One of the more interesting things I find about distance running is that there really is no “best way” or “right way” to prepare for races universally.
Some runners thrive on high-mileage weeks where others break down or suffer from over-training. Other runners focus on leg turnover, interval workouts or threshold pace runs but stay away from the “long stuff”.
Some race far better than they train, others are the exact opposite, where after posting impressive workout after workout come race day they leave their best running on their trail, treadmill or neighborhood and fail to deliver at their event.
Mental, Physical, Genetic Pre-disposition and Nutrition all play a role in how to best prepare a runner to reach their maximum potential. “Working hard” is only a small piece of the puzzle, but it is the one that many of us focus on the most and assign the greatest value.
Perhaps that is because we think we have the greatest amount of control over the work ethic piece. The fact of the matter is on Saturday morning quite a few of the 178 male finishers who “beat me” in Charleston, SC probably do not work as hard as I do at the sport.
Likewise, of the more than 35,000 runners we were fortunate enough to finish in front of – there are a large number who work harder than I do.
The hard work part is just a piece of the pie. Focusing on the right workouts, creating the perfect “cocktail” to force positive adaptation is the goal in any well thought out and executed training program.
After seven years of training, running and racing I have finally come to the conclusion after reading Dr. Jack Daniel’s book “The Daniels Running Formula” – I am going to spend the next 2-3 years perfecting my own preparation for the 1/2 marathon and marathon.
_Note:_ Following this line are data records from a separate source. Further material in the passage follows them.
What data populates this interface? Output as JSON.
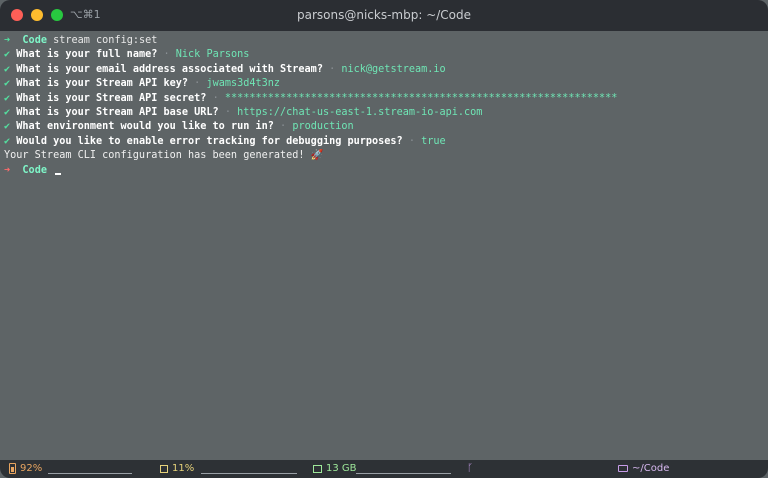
{
  "window": {
    "shortcut": "⌥⌘1",
    "title": "parsons@nicks-mbp: ~/Code"
  },
  "terminal": {
    "prompt_symbol": "➜",
    "directory": "Code",
    "command": "stream config:set",
    "check_symbol": "✔",
    "separator": "·",
    "qa": [
      {
        "question": "What is your full name?",
        "answer": "Nick Parsons"
      },
      {
        "question": "What is your email address associated with Stream?",
        "answer": "nick@getstream.io"
      },
      {
        "question": "What is your Stream API key?",
        "answer": "jwams3d4t3nz"
      },
      {
        "question": "What is your Stream API secret?",
        "answer": "****************************************************************"
      },
      {
        "question": "What is your Stream API base URL?",
        "answer": "https://chat-us-east-1.stream-io-api.com"
      },
      {
        "question": "What environment would you like to run in?",
        "answer": "production"
      },
      {
        "question": "Would you like to enable error tracking for debugging purposes?",
        "answer": "true"
      }
    ],
    "result_message": "Your Stream CLI configuration has been generated! 🚀",
    "final_prompt_symbol": "➜",
    "final_directory": "Code"
  },
  "statusbar": {
    "battery": "92%",
    "cpu": "11%",
    "memory": "13 GB",
    "path": "~/Code",
    "icons": {
      "battery": "battery-icon",
      "cpu": "cpu-icon",
      "memory": "memory-icon",
      "git": "git-branch-icon",
      "folder": "folder-icon"
    }
  }
}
On a cool day with good race conditions and a neutral course I can cover 13.1 miles in 83-84 minutes. If I am able to improve my half-marathon time by just 1%, I will take :49 seconds off of my Half-Marathon PR and make me a 1:22:45 guy. A very respectable time for a 45-46 year old runner.
That time of 1:22:45 would project to a Marathon time of 2:53:00-2:55:00 using the most widely accepted formulas that in a sense ask you to double your half-marathon time and add somewhere around 7:00 minutes.
1% improvement and we are in a position to accomplish all of the goals that we have out in front of us.
Reducing our 5K PR from 18:02 to sub 18:00 minutes.
Breaking 1:23:00 in the Half Marathon.
Breaking 3 Hours in the Marathon.
Having never been formally coached, having never had training partners or a peer group to lean on, learn from and push me to new levels – I think that is a very realistic goal and expectation to set.
Of course we are running in a race we cannot win against Father Time. We may be losing 1% of our ability over the same period of time naturally, so the reality is we probably need to make a 2% improvement through our training and approach, while losing 1% to age and deterioration of our speed and endurance.
Even still, I like our chances for success. For the first time in a long time I have a hard tangible goal out there that was not just arbitrarily chosen based on past performance or a round number such as 2:59:00 or 1:25, 5:00 flat or 18:00.
When you have a goal in front of you and you have a plan on how to get there, this is where that hard work piece comes back into play. It is a matter of staying focused, running each and every workout with a specific purpose and pushing hard enough to put yourself in a position to be successful.
If you are able to do that, you are going to be pretty darn tough to deal with on race day. Even the approaching heat of our impending Austin Summer is doing very little to dampen my spirit or determination right now. Come October when Fall arrives to upstate Pennsylvannia, the leaves begin turning colors and there is a cool, crisp morning dawning over Scranton Pennsylvania there is going to be a slightly built, quiet Texan boarding a bus to the starting line of the Steamtown Marathon.
There will be very little distinguishing him from many of the 3,000 runners strapping on their race shoes that morning other than the quiet confidence that all the hard work and heavy lifting has already been done.
There will be little in the way of chatter or bravado. No talk about race splits, mileage totals or how much hill work has been done in preparation. Ear buds in, steely eyes on the road from the front of the bus downloading ever twist, turn, tangent and ripple on the road that he will be racing over in a couple of hours.
Race day. October 13.
Boom goes the dynamite.